Movie theaters have been having a rough go of it lately—maybe you’ve noticed? Although theater re-openings across the country have recently resulted in tickets sales bouncing up from their all-time pandemic lows, research has shown that theater attendance is still significantly below what it once was, and shows no sign of returning to pre-pandemic levels anytime soon.
It’s not all bad news, though: Increased demand for ways to watch movies and shows from the comfort of a familiar couch (with a markedly lower risk of contracting an airborne virus) has kicked off something of a renaissance for home theater equipment. And for anyone inclined to shell out big bucks for an immersive home theater experience, LG is introducing its DVLED Extreme Home Cinema: the company’s first-ever Direct View LED (DVLED) display home theater series designed specifically with the high-end market in mind.
According to LG, the new displays, announced on Tuesday, are designed to allow “viewers to immerse themselves in the captivating brilliance, vibrant color, wide contrast ratio and breathtaking screen sizes of their commercial counterparts, but in a more intimate setting—your own home.” The new screens range from 2K to 8K configurations, but the real showstopper is the Direct View LED display, which is great for providing scalable, high-quality images, even at commercial screen sizes.
The displays themselves are available in nine sizes, ranging from 108 inches all the way up to a massive 325-inch display. For reference, standard cinema screens start at about 540 inches, which makes these truly theater-sized displays that aren’t for the faint of heart—or wallet. If you’re already a member of the I’m-able-to-afford-a-home-theater income bracket, you probably already know that these babies don’t come cheap. Pricing ranges from $70K up to $1.7 million based on the size, pixel pitch, and resolution of the display—gum stuck to the underside of your chair’s arm rest sold separately. These are luxe displays and LG is pulling out all the stops to market them accordingly, even offering to send the equipment home to you in a gimmicky custom ATA flight case in order to safeguard against the threat of damage en-route.

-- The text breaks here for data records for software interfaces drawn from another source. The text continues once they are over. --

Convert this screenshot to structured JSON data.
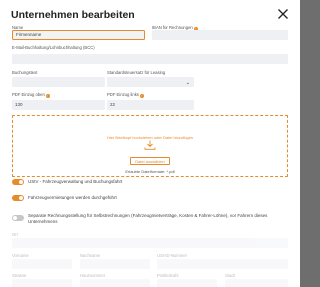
{
  "dialog": {
    "title": "Unternehmen bearbeiten",
    "close_icon": "close-icon"
  },
  "form": {
    "name": {
      "label": "Name",
      "value": "Firmenname"
    },
    "iban": {
      "label": "IBAN für Rechnungen",
      "value": ""
    },
    "email": {
      "label": "E-Mail-Buchhaltung/Lohnbuchhaltung (BCC)",
      "value": ""
    },
    "bookkeeper": {
      "label": "Buchungstext",
      "value": ""
    },
    "leasing": {
      "label": "Standardsteuersatz für Leasing",
      "value": ""
    },
    "pdf_top": {
      "label": "PDF Einzug oben",
      "value": "130"
    },
    "pdf_left": {
      "label": "PDF Einzug links",
      "value": "22"
    }
  },
  "upload": {
    "hint": "Hier Briefkopf hochziehen oder Datei hinzufügen",
    "button_label": "Datei auswählen",
    "allowed_label": "Erlaubte Dateiformate: *.pdf",
    "icon": "upload-icon"
  },
  "toggles": [
    {
      "label": "UStV - Fahrzeugverwaltung und Buchungsfahrt",
      "on": true
    },
    {
      "label": "Fahrzeugvermietungen werden durchgeführt",
      "on": true
    },
    {
      "label": "Separate Rechnungsstellung für Selbstrechnungen (Fahrzeugmietverträge, Kosten & Fahrer-Löhne), vor Fahrern dieses Unternehmens",
      "on": false
    }
  ],
  "faded_fields": {
    "row1": [
      "Ort"
    ],
    "row2": [
      "Vorname",
      "Nachname",
      "USt-ID-Nummer"
    ],
    "row3": [
      "Strasse",
      "Hausnummer",
      "Postleitzahl",
      "Stadt"
    ]
  },
  "colors": {
    "accent": "#e8892b"
  }
}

Still, if you’re someone who can afford a home cinema—and I’m talking to you like you aren’t, but I don’t know you, maybe you are!—these are some of the highest-quality displays currently available for commercial purchase, which should make it worth your while. Still, the least they could do would be to throw in a coupon for some free popcorn or something, geez.